With the introduction of the DT-1, Yamaha essentially defined a new market for motorcycles.[5] A Dual-sport motorcycle built for off-road riding, the light and slim DT-1 was equipped with block-pattern tires and had sufficient ground clearance. Its design put it at the cutting edge of off-road bikes at that time. It had a 250 cc, single-cylinder, 5-port engine based on a motocross design, and Ceriani-type front suspension.[1]

The Society of Automotive Engineers of Japan (in Japanese), included the 1968 Yamaha Trail 250 (aka DT-1) as one of their 240 Landmarks of Japanese Automotive Technology.[1]

A monoshock rear suspension system was introduced starting in 1977 giving rise to the "MX" suffix on model numbers.[6]

Models in the DT series[edit]


  1. ^ a b c d e f g h i j k l m n o p q "Yamaha Trail 250". 240 Landmarks of the Japanese Automotive Industry. Society of Automotive Engineers of Japan, Inc. Retrieved 10 August 2013. Yamaha's first no-compromize [sic] off-road model.
  2. ^ a b Sean Ross (May–June 2008). "Yamaha DT-1". Motorcycle Classics. Retrieved 2009-08-07.
  3. ^ a b c "Paving the Road to Yamaha Motor Corporation, USA". Yamaha Founding History. Yamaha Motor Corporation, U.S.A. Retrieved 10 August 2013. The world's first true off-road motorcycle debuted in 1968 to create an entirely new genre we know today as trail bikes.
  4. ^ a b Salvadori, Clement (February 2010). "Retrospective: Yamaha DT400 Enduro: 1975 - 1979". Rider Magazine. Retrieved 11 August 2013. The DT1 was a superb motorcycle right off the drawing board, as its two-stroke, piston-port single with five ports provided the good lowend grunt that play-bikers wanted.
  5. ^ Motorcycle Classics, "1968 Yamaha DT-1."
  6. ^ Darlington, Mansur (1983). Yamaha trail bikes owners workshop manual.
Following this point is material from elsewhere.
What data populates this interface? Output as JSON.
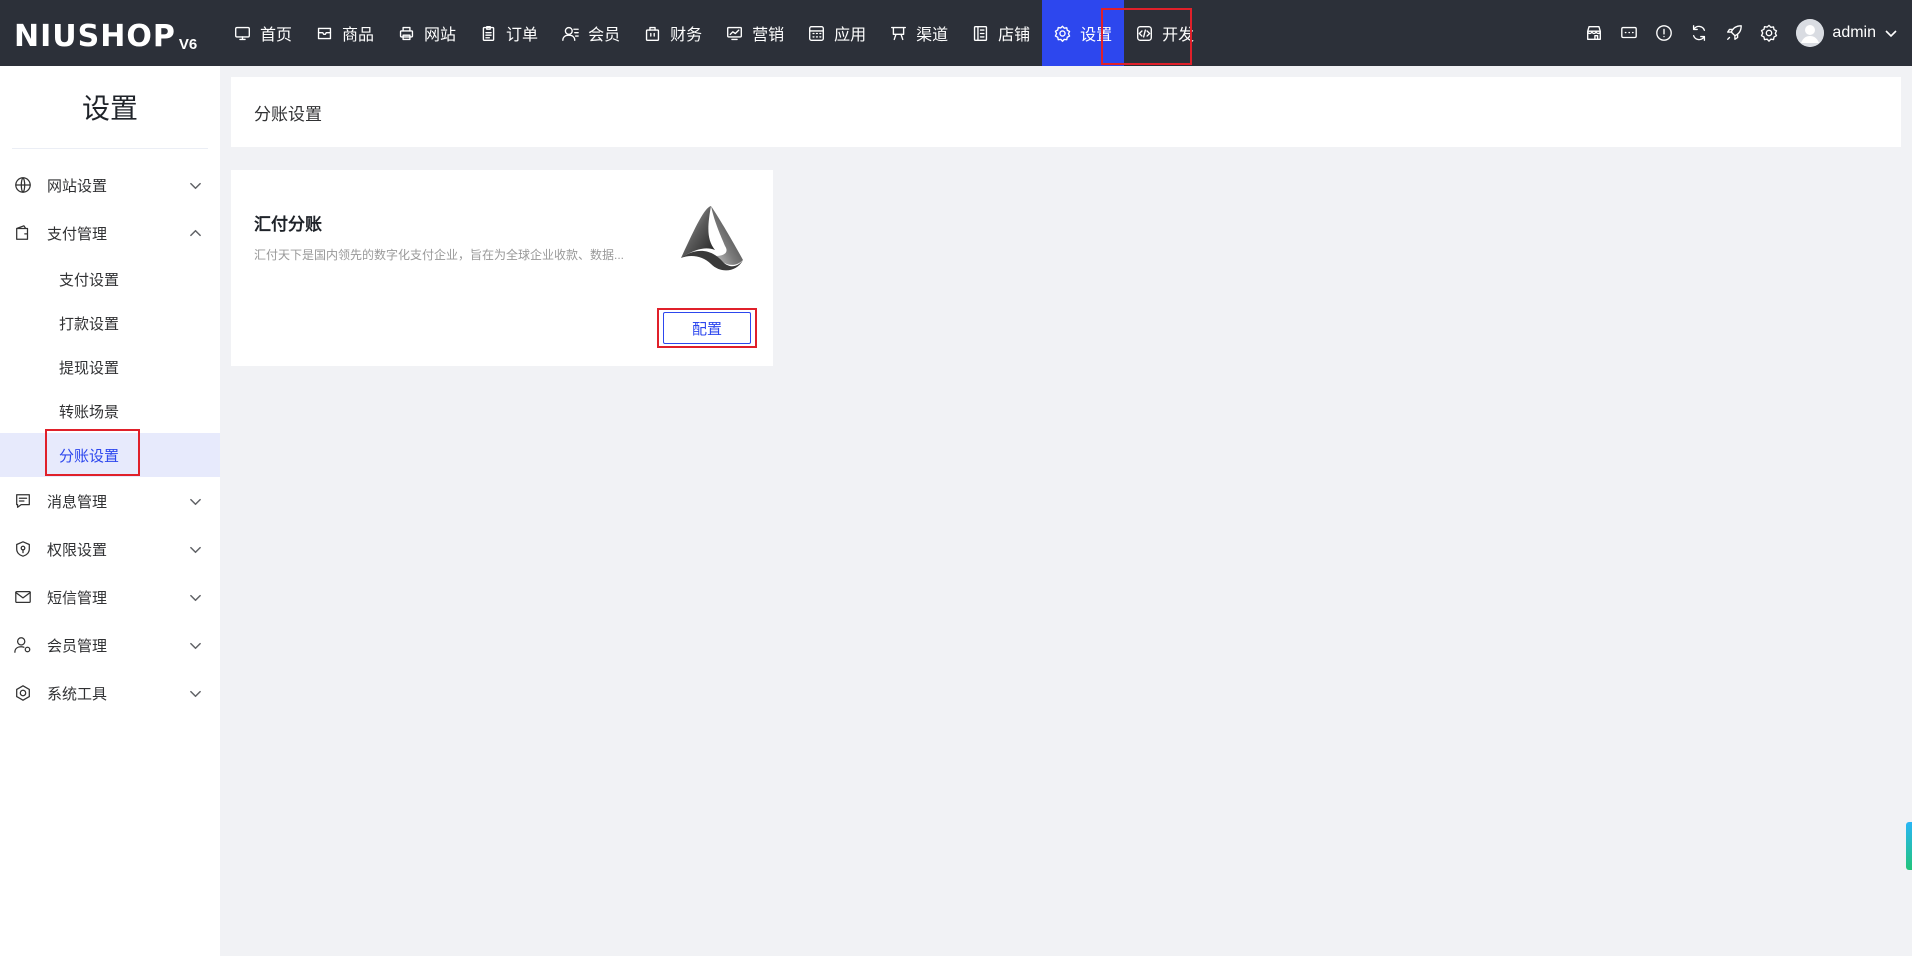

Sparkford, Eng.: Haynes Pub. Group. ISBN 978-0-85696-519-7. OCLC 13648505.